Mexican authorities believe at least 40 people were involved in killing nine Mormon women and children in the north of the country in November, a lawyer for one of the families said Tuesday.
The three women and six children from a breakaway Mormon community with dual US-Mexican nationality were on a remote road in a lawless region between the states of Chihuahua and Sonora when gunmen attacked their cars, a crime that sparked outrage on both sides of the border.
The authorities have kept a tight lid on the investigation, but said last month they had made seven arrests.
They now suspect many more people than that were involved, said lawyer Abel Murrieta, following a meeting between victims' relatives and Attorney General Alejandro Hertz in Mexico City.
"At least 40 people took part on the ground," Murrieta told journalists after the meeting between Hertz and his clients, the LeBaron family.
"They all come from Chihuahua.... But they've only been identified by their nicknames," said Julian LeBaron, a relative of Rhonita Miller, one of the three mothers killed in the attack.

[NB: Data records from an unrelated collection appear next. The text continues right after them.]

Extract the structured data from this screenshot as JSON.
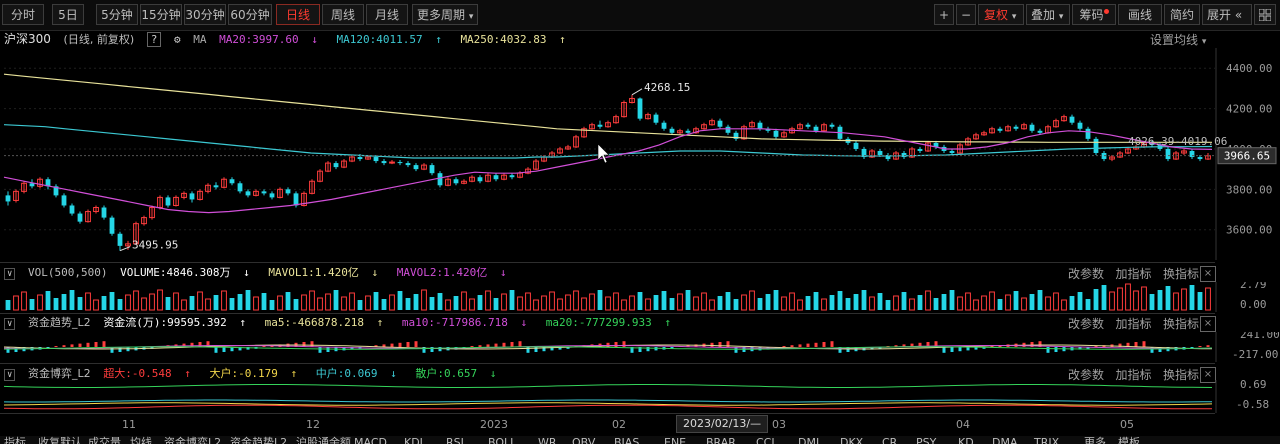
{
  "toolbar": {
    "periods": [
      "分时",
      "5日",
      "5分钟",
      "15分钟",
      "30分钟",
      "60分钟",
      "日线",
      "周线",
      "月线",
      "更多周期"
    ],
    "active_period": "日线",
    "more_arrow": "▾",
    "plus": "+",
    "minus": "−",
    "fuquan": "复权",
    "diejia": "叠加",
    "chouma": "筹码",
    "huaxian": "画线",
    "jianyue": "简约",
    "zhankai": "展开",
    "expand_icon": "«",
    "grid_icon": "grid-icon"
  },
  "main_info": {
    "name": "沪深300",
    "mode": "(日线, 前复权)",
    "help": "?",
    "ma_label": "MA",
    "ma20": "MA20:3997.60",
    "ma20_arrow": "↓",
    "ma120": "MA120:4011.57",
    "ma120_arrow": "↑",
    "ma250": "MA250:4032.83",
    "ma250_arrow": "↑",
    "setting": "设置均线",
    "setting_arrow": "▾",
    "colors": {
      "ma20": "#d14fd8",
      "ma120": "#3cc8d2",
      "ma250": "#e8e29a",
      "up": "#ff3d3d",
      "down": "#25d6e6"
    }
  },
  "vol_info": {
    "label": "VOL(500,500)",
    "volume": "VOLUME:4846.308万",
    "volume_arrow": "↓",
    "mavol1": "MAVOL1:1.420亿",
    "mavol1_arrow": "↓",
    "mavol2": "MAVOL2:1.420亿",
    "mavol2_arrow": "↓",
    "ctl": [
      "改参数",
      "加指标",
      "换指标"
    ],
    "close": "×"
  },
  "flow_info": {
    "label": "资金趋势_L2",
    "zjl": "资金流(万):99595.392",
    "zjl_arrow": "↑",
    "ma5": "ma5:-466878.218",
    "ma5_arrow": "↑",
    "ma10": "ma10:-717986.718",
    "ma10_arrow": "↓",
    "ma20": "ma20:-777299.933",
    "ma20_arrow": "↑",
    "ctl": [
      "改参数",
      "加指标",
      "换指标"
    ],
    "close": "×"
  },
  "game_info": {
    "label": "资金博弈_L2",
    "chaoda": "超大:-0.548",
    "chaoda_arrow": "↑",
    "dahu": "大户:-0.179",
    "dahu_arrow": "↑",
    "zhonghu": "中户:0.069",
    "zhonghu_arrow": "↓",
    "sanhu": "散户:0.657",
    "sanhu_arrow": "↓",
    "ctl": [
      "改参数",
      "加指标",
      "换指标"
    ],
    "close": "×"
  },
  "chart_data": [
    {
      "type": "candlestick",
      "title": "沪深300",
      "y_ticks": [
        "4400.00",
        "4200.00",
        "4000.00",
        "3800.00",
        "3600.00"
      ],
      "ylim": [
        3450,
        4500
      ],
      "current_price": "3966.65",
      "annotations": {
        "high": "4268.15",
        "low": "3495.95",
        "range": "4026.39-4019.06"
      },
      "x_ticks": [
        "11",
        "12",
        "2023",
        "02",
        "03",
        "04",
        "05"
      ],
      "cursor_date": "2023/02/13/—",
      "candles": [
        [
          3770,
          3740,
          3790,
          3720
        ],
        [
          3745,
          3790,
          3800,
          3735
        ],
        [
          3790,
          3830,
          3840,
          3780
        ],
        [
          3830,
          3815,
          3850,
          3805
        ],
        [
          3815,
          3850,
          3860,
          3805
        ],
        [
          3850,
          3815,
          3860,
          3800
        ],
        [
          3815,
          3770,
          3825,
          3760
        ],
        [
          3770,
          3720,
          3780,
          3710
        ],
        [
          3720,
          3680,
          3730,
          3670
        ],
        [
          3680,
          3640,
          3690,
          3630
        ],
        [
          3640,
          3690,
          3700,
          3635
        ],
        [
          3690,
          3710,
          3720,
          3680
        ],
        [
          3710,
          3660,
          3720,
          3650
        ],
        [
          3660,
          3580,
          3670,
          3570
        ],
        [
          3580,
          3520,
          3590,
          3496
        ],
        [
          3520,
          3530,
          3545,
          3500
        ],
        [
          3530,
          3630,
          3640,
          3525
        ],
        [
          3630,
          3660,
          3670,
          3620
        ],
        [
          3660,
          3710,
          3720,
          3650
        ],
        [
          3710,
          3760,
          3770,
          3700
        ],
        [
          3760,
          3720,
          3770,
          3710
        ],
        [
          3720,
          3760,
          3770,
          3715
        ],
        [
          3760,
          3780,
          3790,
          3750
        ],
        [
          3780,
          3750,
          3790,
          3735
        ],
        [
          3750,
          3790,
          3800,
          3745
        ],
        [
          3790,
          3820,
          3830,
          3780
        ],
        [
          3820,
          3810,
          3835,
          3800
        ],
        [
          3810,
          3850,
          3860,
          3805
        ],
        [
          3850,
          3830,
          3860,
          3820
        ],
        [
          3830,
          3790,
          3840,
          3780
        ],
        [
          3790,
          3770,
          3800,
          3760
        ],
        [
          3770,
          3790,
          3800,
          3765
        ],
        [
          3790,
          3780,
          3800,
          3770
        ],
        [
          3780,
          3760,
          3790,
          3750
        ],
        [
          3760,
          3800,
          3810,
          3755
        ],
        [
          3800,
          3780,
          3810,
          3770
        ],
        [
          3780,
          3720,
          3790,
          3710
        ],
        [
          3720,
          3780,
          3790,
          3715
        ],
        [
          3780,
          3840,
          3850,
          3775
        ],
        [
          3840,
          3890,
          3900,
          3835
        ],
        [
          3890,
          3930,
          3940,
          3885
        ],
        [
          3930,
          3910,
          3940,
          3900
        ],
        [
          3910,
          3940,
          3950,
          3905
        ],
        [
          3940,
          3960,
          3970,
          3935
        ],
        [
          3960,
          3950,
          3975,
          3940
        ],
        [
          3950,
          3960,
          3970,
          3945
        ],
        [
          3960,
          3940,
          3970,
          3930
        ],
        [
          3940,
          3930,
          3950,
          3920
        ],
        [
          3930,
          3935,
          3945,
          3925
        ],
        [
          3935,
          3930,
          3945,
          3920
        ],
        [
          3930,
          3920,
          3940,
          3910
        ],
        [
          3920,
          3900,
          3930,
          3890
        ],
        [
          3900,
          3920,
          3930,
          3895
        ],
        [
          3920,
          3880,
          3930,
          3870
        ],
        [
          3880,
          3820,
          3890,
          3810
        ],
        [
          3820,
          3850,
          3860,
          3815
        ],
        [
          3850,
          3830,
          3860,
          3820
        ],
        [
          3830,
          3840,
          3850,
          3825
        ],
        [
          3840,
          3860,
          3870,
          3835
        ],
        [
          3860,
          3840,
          3870,
          3830
        ],
        [
          3840,
          3870,
          3880,
          3835
        ],
        [
          3870,
          3850,
          3880,
          3840
        ],
        [
          3850,
          3870,
          3880,
          3845
        ],
        [
          3870,
          3860,
          3880,
          3850
        ],
        [
          3860,
          3880,
          3890,
          3855
        ],
        [
          3880,
          3900,
          3910,
          3875
        ],
        [
          3900,
          3940,
          3950,
          3895
        ],
        [
          3940,
          3960,
          3970,
          3935
        ],
        [
          3960,
          3980,
          3990,
          3955
        ],
        [
          3980,
          4000,
          4010,
          3975
        ],
        [
          4000,
          4010,
          4020,
          3995
        ],
        [
          4010,
          4060,
          4070,
          4005
        ],
        [
          4060,
          4100,
          4110,
          4055
        ],
        [
          4100,
          4120,
          4130,
          4095
        ],
        [
          4120,
          4110,
          4140,
          4100
        ],
        [
          4110,
          4130,
          4140,
          4105
        ],
        [
          4130,
          4160,
          4170,
          4125
        ],
        [
          4160,
          4230,
          4240,
          4155
        ],
        [
          4230,
          4250,
          4268,
          4225
        ],
        [
          4250,
          4150,
          4255,
          4140
        ],
        [
          4150,
          4170,
          4180,
          4145
        ],
        [
          4170,
          4130,
          4180,
          4120
        ],
        [
          4130,
          4100,
          4140,
          4090
        ],
        [
          4100,
          4080,
          4110,
          4070
        ],
        [
          4080,
          4090,
          4100,
          4070
        ],
        [
          4090,
          4080,
          4100,
          4075
        ],
        [
          4080,
          4100,
          4110,
          4075
        ],
        [
          4100,
          4120,
          4130,
          4095
        ],
        [
          4120,
          4140,
          4150,
          4115
        ],
        [
          4140,
          4110,
          4150,
          4100
        ],
        [
          4110,
          4080,
          4120,
          4070
        ],
        [
          4080,
          4050,
          4090,
          4040
        ],
        [
          4050,
          4110,
          4120,
          4045
        ],
        [
          4110,
          4130,
          4140,
          4105
        ],
        [
          4130,
          4100,
          4140,
          4090
        ],
        [
          4100,
          4090,
          4110,
          4080
        ],
        [
          4090,
          4060,
          4100,
          4050
        ],
        [
          4060,
          4080,
          4090,
          4055
        ],
        [
          4080,
          4100,
          4110,
          4075
        ],
        [
          4100,
          4120,
          4130,
          4095
        ],
        [
          4120,
          4110,
          4130,
          4100
        ],
        [
          4110,
          4090,
          4120,
          4080
        ],
        [
          4090,
          4120,
          4130,
          4085
        ],
        [
          4120,
          4110,
          4130,
          4100
        ],
        [
          4110,
          4050,
          4120,
          4040
        ],
        [
          4050,
          4030,
          4060,
          4020
        ],
        [
          4030,
          4000,
          4040,
          3990
        ],
        [
          4000,
          3960,
          4010,
          3950
        ],
        [
          3960,
          3990,
          4000,
          3955
        ],
        [
          3990,
          3970,
          4000,
          3960
        ],
        [
          3970,
          3950,
          3980,
          3940
        ],
        [
          3950,
          3980,
          3990,
          3945
        ],
        [
          3980,
          3960,
          3990,
          3950
        ],
        [
          3960,
          4000,
          4010,
          3955
        ],
        [
          4000,
          3990,
          4010,
          3980
        ],
        [
          3990,
          4030,
          4040,
          3985
        ],
        [
          4030,
          4010,
          4040,
          4000
        ],
        [
          4010,
          3990,
          4020,
          3980
        ],
        [
          3990,
          3980,
          4000,
          3970
        ],
        [
          3980,
          4020,
          4030,
          3975
        ],
        [
          4020,
          4050,
          4060,
          4015
        ],
        [
          4050,
          4070,
          4080,
          4045
        ],
        [
          4070,
          4080,
          4090,
          4065
        ],
        [
          4080,
          4100,
          4110,
          4075
        ],
        [
          4100,
          4090,
          4110,
          4080
        ],
        [
          4090,
          4110,
          4120,
          4085
        ],
        [
          4110,
          4100,
          4120,
          4090
        ],
        [
          4100,
          4120,
          4130,
          4095
        ],
        [
          4120,
          4090,
          4130,
          4080
        ],
        [
          4090,
          4080,
          4100,
          4070
        ],
        [
          4080,
          4110,
          4120,
          4075
        ],
        [
          4110,
          4140,
          4150,
          4105
        ],
        [
          4140,
          4160,
          4170,
          4135
        ],
        [
          4160,
          4130,
          4170,
          4120
        ],
        [
          4130,
          4100,
          4140,
          4090
        ],
        [
          4100,
          4050,
          4110,
          4040
        ],
        [
          4050,
          3980,
          4060,
          3970
        ],
        [
          3980,
          3950,
          3990,
          3940
        ],
        [
          3950,
          3960,
          3970,
          3940
        ],
        [
          3960,
          3980,
          3990,
          3955
        ],
        [
          3980,
          4000,
          4010,
          3975
        ],
        [
          4000,
          4010,
          4020,
          3995
        ],
        [
          4010,
          4030,
          4040,
          4005
        ],
        [
          4030,
          4020,
          4040,
          4010
        ],
        [
          4020,
          4000,
          4030,
          3990
        ],
        [
          4000,
          3950,
          4010,
          3940
        ],
        [
          3950,
          3980,
          3990,
          3945
        ],
        [
          3980,
          3990,
          4000,
          3970
        ],
        [
          3990,
          3960,
          4000,
          3950
        ],
        [
          3960,
          3950,
          3970,
          3940
        ],
        [
          3950,
          3966,
          3980,
          3945
        ]
      ],
      "ma20": [
        3860,
        3840,
        3820,
        3800,
        3780,
        3760,
        3740,
        3720,
        3700,
        3690,
        3685,
        3690,
        3700,
        3710,
        3720,
        3735,
        3750,
        3770,
        3790,
        3810,
        3830,
        3850,
        3870,
        3885,
        3880,
        3880,
        3890,
        3910,
        3930,
        3950,
        3970,
        3990,
        4020,
        4060,
        4090,
        4100,
        4100,
        4100,
        4095,
        4090,
        4085,
        4080,
        4070,
        4060,
        4040,
        4020,
        4000,
        4000,
        4010,
        4030,
        4060,
        4080,
        4090,
        4085,
        4070,
        4050,
        4030,
        4010,
        4000,
        3998
      ],
      "ma120": [
        4120,
        4115,
        4110,
        4100,
        4090,
        4080,
        4070,
        4060,
        4050,
        4040,
        4030,
        4020,
        4010,
        4000,
        3990,
        3980,
        3975,
        3970,
        3965,
        3960,
        3955,
        3955,
        3955,
        3955,
        3955,
        3955,
        3960,
        3960,
        3965,
        3970,
        3975,
        3980,
        3985,
        3990,
        3990,
        3990,
        3985,
        3980,
        3975,
        3970,
        3968,
        3966,
        3965,
        3965,
        3966,
        3968,
        3970,
        3975,
        3980,
        3985,
        3990,
        3995,
        4000,
        4002,
        4005,
        4008,
        4010,
        4011,
        4011,
        4012
      ],
      "ma250": [
        4370,
        4360,
        4350,
        4340,
        4330,
        4320,
        4310,
        4300,
        4290,
        4280,
        4270,
        4260,
        4250,
        4240,
        4230,
        4220,
        4210,
        4200,
        4190,
        4180,
        4170,
        4160,
        4150,
        4140,
        4130,
        4120,
        4110,
        4100,
        4095,
        4090,
        4085,
        4080,
        4075,
        4070,
        4065,
        4060,
        4055,
        4050,
        4048,
        4046,
        4044,
        4042,
        4040,
        4039,
        4038,
        4037,
        4036,
        4035,
        4035,
        4034,
        4034,
        4033,
        4033,
        4033,
        4033,
        4033,
        4033,
        4033,
        4033,
        4033
      ]
    },
    {
      "type": "bar",
      "title": "VOL(500,500)",
      "y_ticks": [
        "2.79",
        "0.00"
      ],
      "ylim": [
        0,
        3.0
      ]
    },
    {
      "type": "bar",
      "title": "资金趋势_L2",
      "y_ticks": [
        "241.00",
        "-217.00"
      ],
      "ylim": [
        -260,
        260
      ]
    },
    {
      "type": "line",
      "title": "资金博弈_L2",
      "y_ticks": [
        "0.69",
        "-0.58"
      ],
      "ylim": [
        -0.7,
        0.8
      ]
    }
  ],
  "bottom_tabs": [
    "指标",
    "收复默认",
    "成交量",
    "均线",
    "资金博弈L2",
    "资金趋势L2",
    "沪股通余额",
    "MACD",
    "KDJ",
    "RSI",
    "BOLL",
    "WR",
    "OBV",
    "BIAS",
    "ENE",
    "BRAR",
    "CCI",
    "DMI",
    "DKX",
    "CR",
    "PSY",
    "KD",
    "DMA",
    "TRIX",
    "更多",
    "模板"
  ]
}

Mexican authorities, who are cooperating with the US Federal Bureau of Investigation (FBI) on the case, say the attack was executed by the La Linea drug cartel.

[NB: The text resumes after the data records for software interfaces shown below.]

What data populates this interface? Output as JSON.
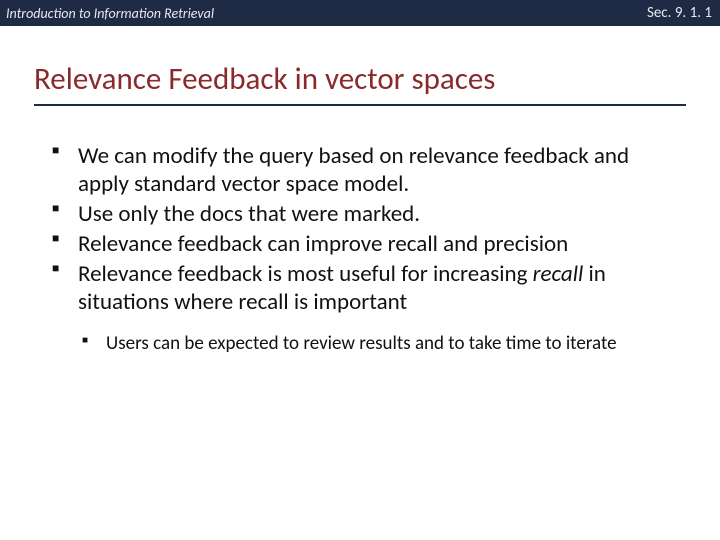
{
  "header": {
    "left": "Introduction to Information Retrieval",
    "right": "Sec. 9. 1. 1"
  },
  "title": "Relevance Feedback in vector spaces",
  "bullets": {
    "b1": "We can modify the query based on relevance feedback and apply standard vector space model.",
    "b2": "Use only the docs that were marked.",
    "b3": "Relevance feedback can improve recall and precision",
    "b4_pre": "Relevance feedback is most useful for increasing ",
    "b4_em": "recall",
    "b4_post": " in situations where recall is important",
    "sub1": "Users can be expected to review results and to take time to iterate"
  }
}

Officials say they believe the cartel mistook the families for members of a rival gang. But some relatives have rejected that theory, saying they believe they were deliberately targeted.
In the wake of the killings, President Donald Trump urged Mexico to wage "war" on its drug cartels with US help. He later vowed to add Mexican cartels to the US blacklist of terrorist organizations.

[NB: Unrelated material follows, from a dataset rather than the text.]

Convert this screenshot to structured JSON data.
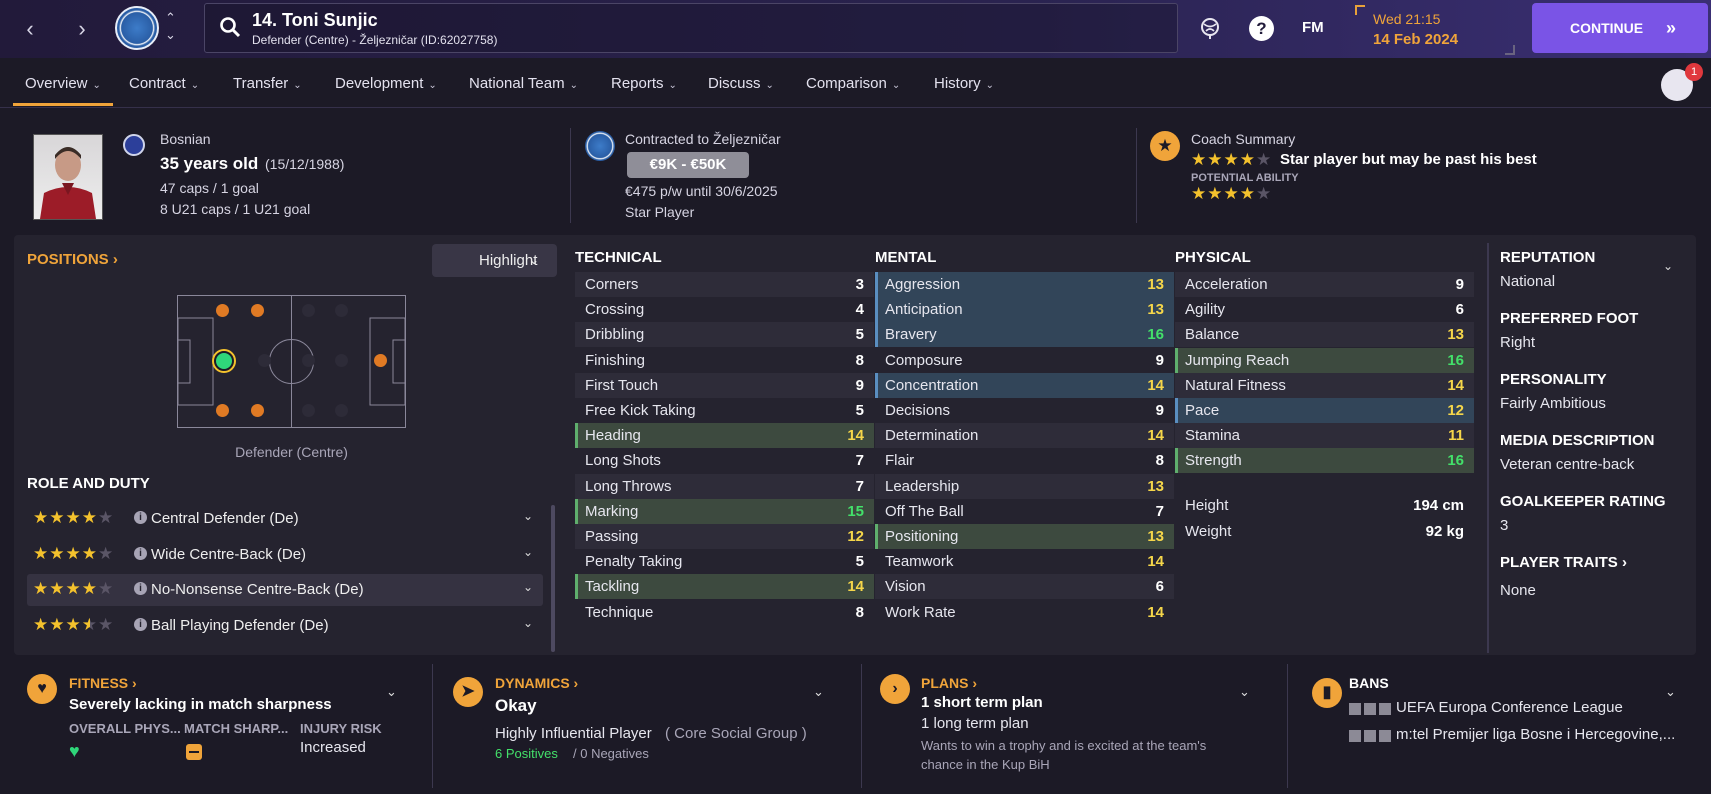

Mexican President Andres Manuel Lopez Obrador rejected that proposal, which Trump eventually backed away from.